EXERCISE GOAL -> Your task is to repeat the listing exactly.

EXCERPTED RECORDS ->
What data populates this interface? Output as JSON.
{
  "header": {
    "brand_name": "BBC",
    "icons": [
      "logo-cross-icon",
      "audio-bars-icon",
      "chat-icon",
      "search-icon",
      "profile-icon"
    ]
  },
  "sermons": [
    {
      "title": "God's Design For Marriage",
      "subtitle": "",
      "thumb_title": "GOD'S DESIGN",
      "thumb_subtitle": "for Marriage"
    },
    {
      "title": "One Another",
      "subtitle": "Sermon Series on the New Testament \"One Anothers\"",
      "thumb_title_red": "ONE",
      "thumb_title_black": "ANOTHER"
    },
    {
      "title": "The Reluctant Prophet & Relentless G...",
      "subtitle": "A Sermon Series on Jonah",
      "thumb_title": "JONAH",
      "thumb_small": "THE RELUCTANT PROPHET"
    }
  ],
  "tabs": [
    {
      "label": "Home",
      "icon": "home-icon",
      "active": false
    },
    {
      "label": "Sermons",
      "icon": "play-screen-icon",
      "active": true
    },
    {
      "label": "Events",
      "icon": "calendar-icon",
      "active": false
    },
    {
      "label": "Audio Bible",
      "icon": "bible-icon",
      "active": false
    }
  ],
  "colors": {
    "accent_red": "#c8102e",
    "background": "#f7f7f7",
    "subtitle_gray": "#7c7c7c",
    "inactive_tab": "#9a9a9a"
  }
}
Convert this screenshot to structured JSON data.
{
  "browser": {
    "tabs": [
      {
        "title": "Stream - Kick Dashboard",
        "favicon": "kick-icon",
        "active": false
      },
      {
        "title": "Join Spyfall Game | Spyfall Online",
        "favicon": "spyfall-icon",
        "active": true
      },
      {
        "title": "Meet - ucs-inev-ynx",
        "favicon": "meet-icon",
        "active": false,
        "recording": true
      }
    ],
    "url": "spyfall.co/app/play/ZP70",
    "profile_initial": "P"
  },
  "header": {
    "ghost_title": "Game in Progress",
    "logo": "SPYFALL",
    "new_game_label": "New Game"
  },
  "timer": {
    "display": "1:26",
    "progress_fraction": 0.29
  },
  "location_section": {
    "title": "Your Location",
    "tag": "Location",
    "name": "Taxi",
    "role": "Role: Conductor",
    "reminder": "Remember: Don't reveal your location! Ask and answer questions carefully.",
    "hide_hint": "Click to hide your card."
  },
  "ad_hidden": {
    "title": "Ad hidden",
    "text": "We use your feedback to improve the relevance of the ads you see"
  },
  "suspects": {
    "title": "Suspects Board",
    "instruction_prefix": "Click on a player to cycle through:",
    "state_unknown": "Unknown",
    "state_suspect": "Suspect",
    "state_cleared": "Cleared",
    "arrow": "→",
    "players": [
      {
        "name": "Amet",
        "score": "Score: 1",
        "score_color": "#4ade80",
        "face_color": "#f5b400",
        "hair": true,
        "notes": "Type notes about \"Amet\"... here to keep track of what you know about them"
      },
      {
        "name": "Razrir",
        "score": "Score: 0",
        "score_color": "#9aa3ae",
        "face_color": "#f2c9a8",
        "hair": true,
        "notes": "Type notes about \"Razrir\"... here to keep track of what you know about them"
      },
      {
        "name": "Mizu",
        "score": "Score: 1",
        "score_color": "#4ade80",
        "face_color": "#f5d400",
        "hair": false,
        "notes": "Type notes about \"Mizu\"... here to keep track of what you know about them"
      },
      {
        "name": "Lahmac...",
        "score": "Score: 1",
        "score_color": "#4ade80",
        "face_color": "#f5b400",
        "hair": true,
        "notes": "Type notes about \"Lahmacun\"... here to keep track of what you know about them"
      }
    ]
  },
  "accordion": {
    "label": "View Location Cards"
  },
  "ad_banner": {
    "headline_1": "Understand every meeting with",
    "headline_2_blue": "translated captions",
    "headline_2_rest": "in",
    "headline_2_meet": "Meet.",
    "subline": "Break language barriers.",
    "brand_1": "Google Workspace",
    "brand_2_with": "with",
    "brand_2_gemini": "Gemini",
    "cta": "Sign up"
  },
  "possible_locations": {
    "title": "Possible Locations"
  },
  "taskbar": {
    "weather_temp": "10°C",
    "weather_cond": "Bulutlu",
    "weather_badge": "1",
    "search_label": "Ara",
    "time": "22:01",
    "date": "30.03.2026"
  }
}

SOLVED PROBLEM ->
What data populates this interface? Output as JSON.
{
  "header": {
    "brand_name": "BBC",
    "icons": [
      "logo-cross-icon",
      "audio-bars-icon",
      "chat-icon",
      "search-icon",
      "profile-icon"
    ]
  },
  "sermons": [
    {
      "title": "God's Design For Marriage",
      "subtitle": "",
      "thumb_title": "GOD'S DESIGN",
      "thumb_subtitle": "for Marriage"
    },
    {
      "title": "One Another",
      "subtitle": "Sermon Series on the New Testament \"One Anothers\"",
      "thumb_title_red": "ONE",
      "thumb_title_black": "ANOTHER"
    },
    {
      "title": "The Reluctant Prophet & Relentless G...",
      "subtitle": "A Sermon Series on Jonah",
      "thumb_title": "JONAH",
      "thumb_small": "THE RELUCTANT PROPHET"
    }
  ],
  "tabs": [
    {
      "label": "Home",
      "icon": "home-icon",
      "active": false
    },
    {
      "label": "Sermons",
      "icon": "play-screen-icon",
      "active": true
    },
    {
      "label": "Events",
      "icon": "calendar-icon",
      "active": false
    },
    {
      "label": "Audio Bible",
      "icon": "bible-icon",
      "active": false
    }
  ],
  "colors": {
    "accent_red": "#c8102e",
    "background": "#f7f7f7",
    "subtitle_gray": "#7c7c7c",
    "inactive_tab": "#9a9a9a"
  }
}
Convert this screenshot to structured JSON data.
{
  "browser": {
    "tabs": [
      {
        "title": "Stream - Kick Dashboard",
        "favicon": "kick-icon",
        "active": false
      },
      {
        "title": "Join Spyfall Game | Spyfall Online",
        "favicon": "spyfall-icon",
        "active": true
      },
      {
        "title": "Meet - ucs-inev-ynx",
        "favicon": "meet-icon",
        "active": false,
        "recording": true
      }
    ],
    "url": "spyfall.co/app/play/ZP70",
    "profile_initial": "P"
  },
  "header": {
    "ghost_title": "Game in Progress",
    "logo": "SPYFALL",
    "new_game_label": "New Game"
  },
  "timer": {
    "display": "1:26",
    "progress_fraction": 0.29
  },
  "location_section": {
    "title": "Your Location",
    "tag": "Location",
    "name": "Taxi",
    "role": "Role: Conductor",
    "reminder": "Remember: Don't reveal your location! Ask and answer questions carefully.",
    "hide_hint": "Click to hide your card."
  },
  "ad_hidden": {
    "title": "Ad hidden",
    "text": "We use your feedback to improve the relevance of the ads you see"
  },
  "suspects": {
    "title": "Suspects Board",
    "instruction_prefix": "Click on a player to cycle through:",
    "state_unknown": "Unknown",
    "state_suspect": "Suspect",
    "state_cleared": "Cleared",
    "arrow": "→",
    "players": [
      {
        "name": "Amet",
        "score": "Score: 1",
        "score_color": "#4ade80",
        "face_color": "#f5b400",
        "hair": true,
        "notes": "Type notes about \"Amet\"... here to keep track of what you know about them"
      },
      {
        "name": "Razrir",
        "score": "Score: 0",
        "score_color": "#9aa3ae",
        "face_color": "#f2c9a8",
        "hair": true,
        "notes": "Type notes about \"Razrir\"... here to keep track of what you know about them"
      },
      {
        "name": "Mizu",
        "score": "Score: 1",
        "score_color": "#4ade80",
        "face_color": "#f5d400",
        "hair": false,
        "notes": "Type notes about \"Mizu\"... here to keep track of what you know about them"
      },
      {
        "name": "Lahmac...",
        "score": "Score: 1",
        "score_color": "#4ade80",
        "face_color": "#f5b400",
        "hair": true,
        "notes": "Type notes about \"Lahmacun\"... here to keep track of what you know about them"
      }
    ]
  },
  "accordion": {
    "label": "View Location Cards"
  },
  "ad_banner": {
    "headline_1": "Understand every meeting with",
    "headline_2_blue": "translated captions",
    "headline_2_rest": "in",
    "headline_2_meet": "Meet.",
    "subline": "Break language barriers.",
    "brand_1": "Google Workspace",
    "brand_2_with": "with",
    "brand_2_gemini": "Gemini",
    "cta": "Sign up"
  },
  "possible_locations": {
    "title": "Possible Locations"
  },
  "taskbar": {
    "weather_temp": "10°C",
    "weather_cond": "Bulutlu",
    "weather_badge": "1",
    "search_label": "Ara",
    "time": "22:01",
    "date": "30.03.2026"
  }
}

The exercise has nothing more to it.